October 1st

Dear Diary,

I asked the desk clerk about internet service in rural areas. He said, “Strigo Mobile is probably the best one.”

I checked online and liked their information, so I ordered a SIM card and mobile device which should arrive here in two days. I purchased their yearly prepaid plan too. Then went back to Walmart and splurged on a better android phone. Now I must curb my spending before I need to find a job.

October 8th

Dear Diary,

I haven’t shaved in over three weeks. I think my beard makes me look older. After binding my breasts, I loaded my belongings into my backpack then departed. Before leaving Neepawa, I invested in a black cattleman’s hat, bedroll, and tent.

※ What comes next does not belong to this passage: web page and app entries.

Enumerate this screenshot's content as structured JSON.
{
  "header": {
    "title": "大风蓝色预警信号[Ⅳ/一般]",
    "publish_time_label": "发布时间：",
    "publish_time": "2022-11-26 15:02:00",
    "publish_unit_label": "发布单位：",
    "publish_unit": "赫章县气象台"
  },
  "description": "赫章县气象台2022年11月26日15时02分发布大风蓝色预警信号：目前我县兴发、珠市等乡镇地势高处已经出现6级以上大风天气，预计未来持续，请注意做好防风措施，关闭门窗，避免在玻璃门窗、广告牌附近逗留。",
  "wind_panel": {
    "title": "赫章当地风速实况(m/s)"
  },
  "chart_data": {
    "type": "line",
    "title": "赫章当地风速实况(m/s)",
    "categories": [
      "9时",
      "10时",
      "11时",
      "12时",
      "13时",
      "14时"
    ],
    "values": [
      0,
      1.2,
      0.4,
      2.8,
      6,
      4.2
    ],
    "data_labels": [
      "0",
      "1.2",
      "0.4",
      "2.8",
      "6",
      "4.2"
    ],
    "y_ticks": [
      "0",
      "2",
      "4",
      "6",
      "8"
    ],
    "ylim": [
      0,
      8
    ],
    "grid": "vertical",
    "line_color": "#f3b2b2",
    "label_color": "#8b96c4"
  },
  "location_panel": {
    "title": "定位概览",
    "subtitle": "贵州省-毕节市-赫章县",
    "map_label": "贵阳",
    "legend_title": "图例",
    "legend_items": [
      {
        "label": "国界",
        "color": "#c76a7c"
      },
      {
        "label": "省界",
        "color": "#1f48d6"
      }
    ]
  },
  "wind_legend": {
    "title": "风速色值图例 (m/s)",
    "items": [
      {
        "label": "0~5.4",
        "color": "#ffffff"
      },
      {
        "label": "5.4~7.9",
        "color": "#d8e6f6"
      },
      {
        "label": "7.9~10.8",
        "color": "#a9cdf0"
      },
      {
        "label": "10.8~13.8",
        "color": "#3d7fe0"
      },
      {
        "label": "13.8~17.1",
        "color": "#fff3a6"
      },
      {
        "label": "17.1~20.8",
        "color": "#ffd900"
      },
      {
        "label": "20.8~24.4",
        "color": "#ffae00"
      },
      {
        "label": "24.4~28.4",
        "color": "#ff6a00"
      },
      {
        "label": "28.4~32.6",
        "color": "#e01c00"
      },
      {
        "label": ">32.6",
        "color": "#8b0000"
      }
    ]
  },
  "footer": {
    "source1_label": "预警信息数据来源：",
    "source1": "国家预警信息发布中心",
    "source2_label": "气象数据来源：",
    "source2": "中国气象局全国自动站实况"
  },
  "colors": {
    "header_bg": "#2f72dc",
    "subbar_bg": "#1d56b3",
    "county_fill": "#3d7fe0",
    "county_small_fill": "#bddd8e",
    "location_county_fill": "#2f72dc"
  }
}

I followed Route 5 north then west. Nature’s beauty abounded during days of Indian summer. Red and gold leaves shook and fell with the breeze. Chittering squirrels gathering acorns were everywhere I looked. After several days of walking while using Duolingo, I reached Saskatoon.

Tomorrow, I’ll follow 16 northwest. If I can reach Edmonton before the snows, maybe I’ll be able to land a job.

November 1st

Dear Diary,

No luck working at any of the ski resorts. Not even as a waiter. One manager took pity on me and suggested I apply at the large mall. I did and accepted a position as the department store Santa.

Christmas Day – Age 17

Dear Diary,

I’ve been too busy to write anything here. I truly enjoyed participating in the parade on November 18th. When was the last time I liked being among other people? I honestly can’t say.

I’m so glad I took time to learn French because I was able to understand each child’s wish when they sat on my lap. I like this city. People are friendly and accepting. Is this what happiness feels like? Never in my life did I dream that I’d enjoy being Chris Kringle! It’s been a wonderful experience. This place feels like a pair of warm, fuzzy socks. So comfortable!